Also known as exophthalmia, it’s caused by a hemorrhage produced by gas in the capillaries of the eye socket, affecting one or both eyes.
Your fish’s eye(s) will start to protrude from its head, and if left long enough without treatment, can fall out.
Not often fatal, however, if you don’t treat Popeye, it could spread and cause death.
- One or both eyes protruding
- Cloudy eye
- Bloodstained eye
- Ruptured eye
- Loss of vision
- General signs of lethargy
There are two types of Popeye: Unilateral and Bilateral. The root cause of a bilateral infection tends to be due to chronically poor water conditions for extended periods of time.
It’s generally found in aquariums that aren’t taken care of properly or have not fully established the nitrogen cycle.
While Unilateral Popeye may be caused by physical damage to the fish. This can include rough handling, collisions or fights between fish, and scraping the eye against hard objects.
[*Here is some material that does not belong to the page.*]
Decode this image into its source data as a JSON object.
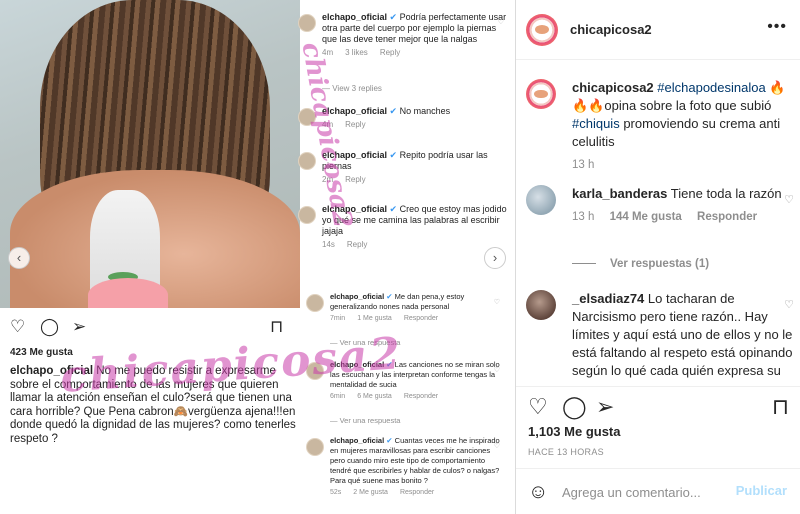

Popeye can be difficult to treat because it consists of three different problems: damage to the cornea, accumulation of fluid behind the eye, and bacterial infection.
Assuming the fish is subjected to optimal water conditions and a balanced, vitamin-rich diet, minor corneal damage can improve over time.
And if your fish is healthy (in other regards), the swelling can diminish with time.
Epsom salt can be used to reduce swelling and should be used at a dose of 1-3 teaspoons per 5 gallons. It can be used to treat both salt and freshwater fish, however, it’s best to do so in a separate hospital tank.
Antibiotics and antibacterials similar to those used to treat fin rot can be useful for preventing damage to the cornea turning into full-blown Popeye.
However, once Popeye develops, different medications will be needed.